=== Begin Enclosure ===
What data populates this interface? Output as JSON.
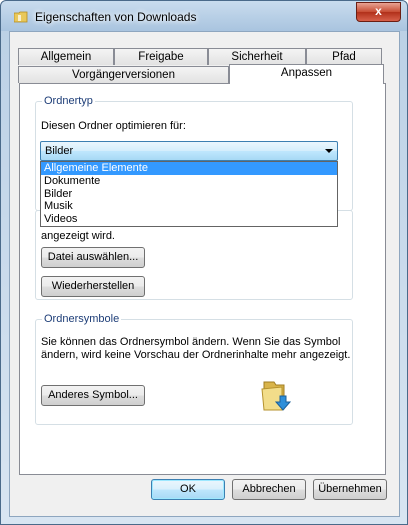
{
  "window": {
    "title": "Eigenschaften von Downloads",
    "close_label": "x"
  },
  "tabs_row1": [
    "Allgemein",
    "Freigabe",
    "Sicherheit",
    "Pfad"
  ],
  "tabs_row2": [
    "Vorgängerversionen",
    "Anpassen"
  ],
  "active_tab": "Anpassen",
  "ordnertyp": {
    "legend": "Ordnertyp",
    "prompt": "Diesen Ordner optimieren für:",
    "selected": "Bilder",
    "options": [
      "Allgemeine Elemente",
      "Dokumente",
      "Bilder",
      "Musik",
      "Videos"
    ],
    "highlighted_option": "Allgemeine Elemente"
  },
  "ordnerbilder": {
    "partial_text": "angezeigt wird.",
    "choose_file_button": "Datei auswählen...",
    "restore_button": "Wiederherstellen"
  },
  "ordnersymbole": {
    "legend": "Ordnersymbole",
    "description_line1": "Sie können das Ordnersymbol ändern. Wenn Sie das Symbol",
    "description_line2": "ändern, wird keine Vorschau der Ordnerinhalte mehr angezeigt.",
    "change_icon_button": "Anderes Symbol..."
  },
  "footer": {
    "ok": "OK",
    "cancel": "Abbrechen",
    "apply": "Übernehmen"
  },
  "colors": {
    "selection": "#3399ff",
    "legend_text": "#1e3e78"
  }
}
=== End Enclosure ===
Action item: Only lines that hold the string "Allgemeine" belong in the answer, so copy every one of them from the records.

Solved exercise:
      "Allgemeine Elemente",
    "highlighted_option": "Allgemeine Elemente"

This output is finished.